Last week, the CFPB issued a Consent Order against a New Jersey based debt-collection agency (Agency) over allegations that the Agency regularly violated the FDCPA and the CFPA in the course of their collection activity.
According to the Bureau’s Consent Order, the Agency began purchasing and collecting on consumer debt beginning in 2012, and hired debt collection law firms to assist in their collection efforts by suing debtors in 2014. However, the Bureau alleges that the Agency did not have the requisite licenses necessary under state law to threaten to sue, sue and collect on judgments in three states — New Jersey, Rhode Island, and Connecticut. The Agency’s misrepresentation to debtors that they had a legal right to recover the debts owed forms the basis of the Bureau’s Consent Order.

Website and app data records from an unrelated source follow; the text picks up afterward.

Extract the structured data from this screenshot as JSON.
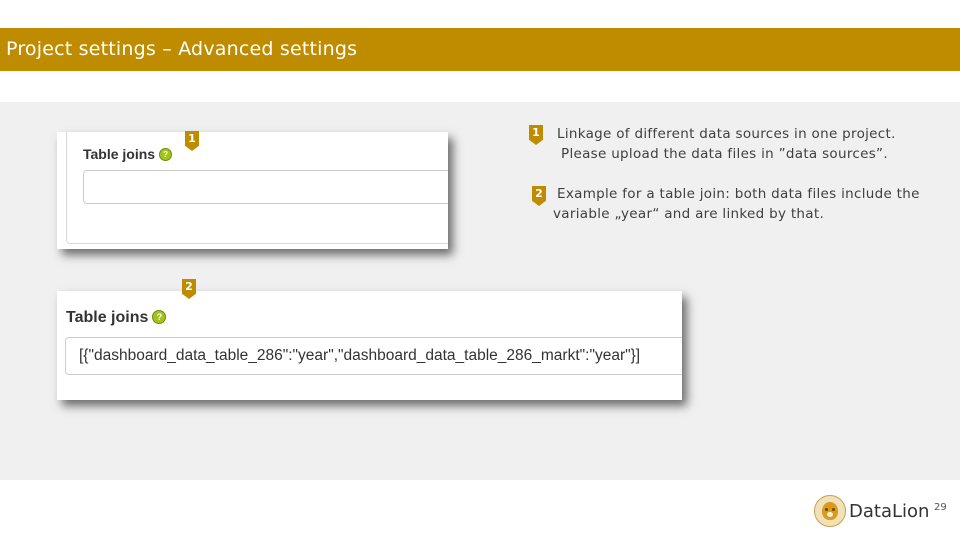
{
  "slide": {
    "title": "Project settings – Advanced settings",
    "page_number": "29",
    "brand": "DataLion"
  },
  "screenshot_1": {
    "label": "Table joins",
    "help_icon": "question-icon",
    "input_value": ""
  },
  "screenshot_2": {
    "label": "Table joins",
    "help_icon": "question-icon",
    "input_value": "[{\"dashboard_data_table_286\":\"year\",\"dashboard_data_table_286_markt\":\"year\"}]"
  },
  "markers": [
    "1",
    "2"
  ],
  "explanations": {
    "item_1_line_1": "Linkage of different data sources in one project.",
    "item_1_line_2": "Please upload the data files in ”data sources”.",
    "item_2_line_1": "Example for a table join: both data files include the",
    "item_2_line_2": "variable „year“ and are linked by that."
  },
  "colors": {
    "accent": "#bf8c00",
    "content_background": "#f0f0f0",
    "help_icon": "#a3c41a"
  }
}
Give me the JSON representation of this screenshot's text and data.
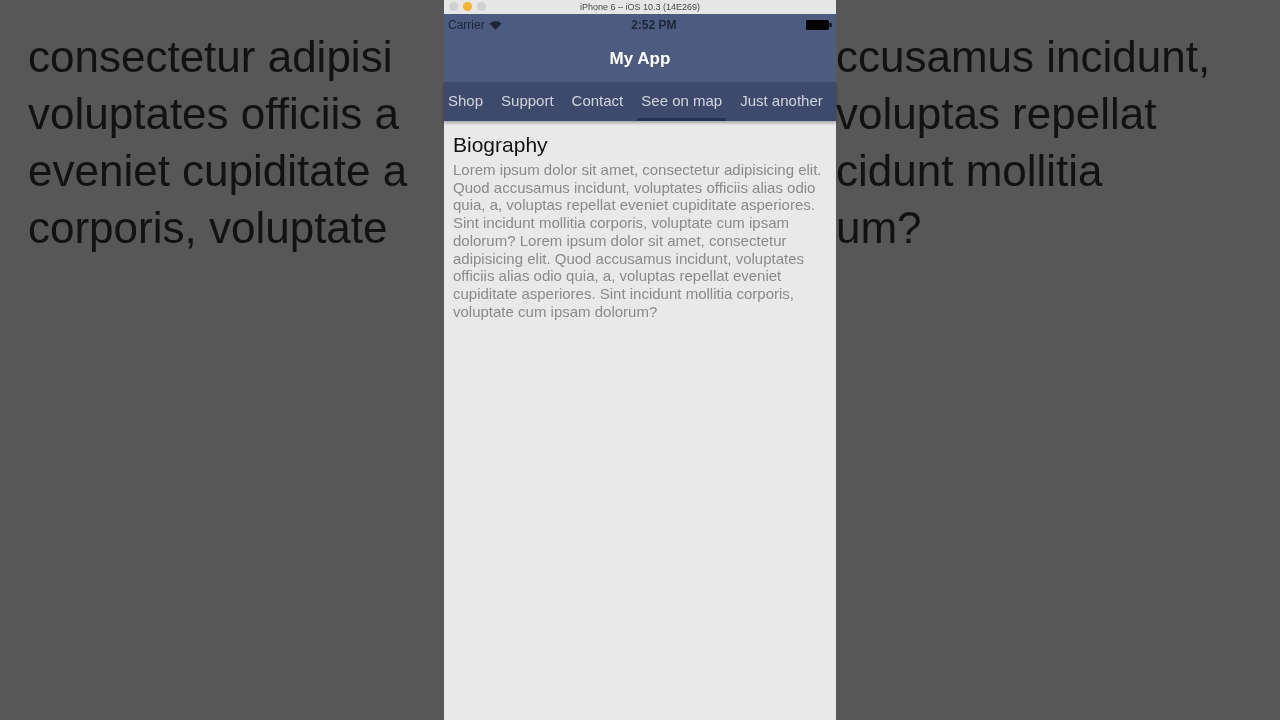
{
  "backdrop": {
    "left_lines": [
      "consectetur adipisi",
      "voluptates officiis a",
      "eveniet cupiditate a",
      "corporis, voluptate"
    ],
    "right_lines": [
      "ccusamus incidunt,",
      "voluptas repellat",
      "cidunt mollitia",
      "um?"
    ]
  },
  "window": {
    "title": "iPhone 6 – iOS 10.3 (14E269)"
  },
  "status_bar": {
    "carrier": "Carrier",
    "time": "2:52 PM"
  },
  "nav_bar": {
    "title": "My App"
  },
  "tabs": [
    {
      "label": "Shop",
      "selected": false
    },
    {
      "label": "Support",
      "selected": false
    },
    {
      "label": "Contact",
      "selected": false
    },
    {
      "label": "See on map",
      "selected": true
    },
    {
      "label": "Just another",
      "selected": false
    }
  ],
  "content": {
    "heading": "Biography",
    "body": "Lorem ipsum dolor sit amet, consectetur adipisicing elit. Quod accusamus incidunt, voluptates officiis alias odio quia, a, voluptas repellat eveniet cupiditate asperiores. Sint incidunt mollitia corporis, voluptate cum ipsam dolorum? Lorem ipsum dolor sit amet, consectetur adipisicing elit. Quod accusamus incidunt, voluptates officiis alias odio quia, a, voluptas repellat eveniet cupiditate asperiores. Sint incidunt mollitia corporis, voluptate cum ipsam dolorum?"
  }
}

In Settlement, the Order requires the Agency to refrain from any further action to collect on judgments against debtors in New Jersey, Rhode Island, and Connecticut, and that the Agency take all action necessary to vacate their existing judgments in these states. The Agency must also notify all debtors with existing agreements that their obligations under those agreements have been satisfied. Further, the Agency is subject to a civil money penalty of $204,000 to be paid to the Bureau.
In the future, the Agency is required to alert the Bureau of any developments, such as any bankruptcy or insolvency proceedings, that could affect their ability to comply with the Consent Order. In addition, the Agency is required to submit a compliance report updating the Bureau of the Agency’s work to continue to comply with the FDCPA and the CFPA within 90 days of the effective date of the Consent Order.
Although the Agency has consented to the issuance of this Order, it has done so without admitting or denying any wrongdoing, admitting only the facts necessary to establish the Bureau’s jurisdiction in this proceeding.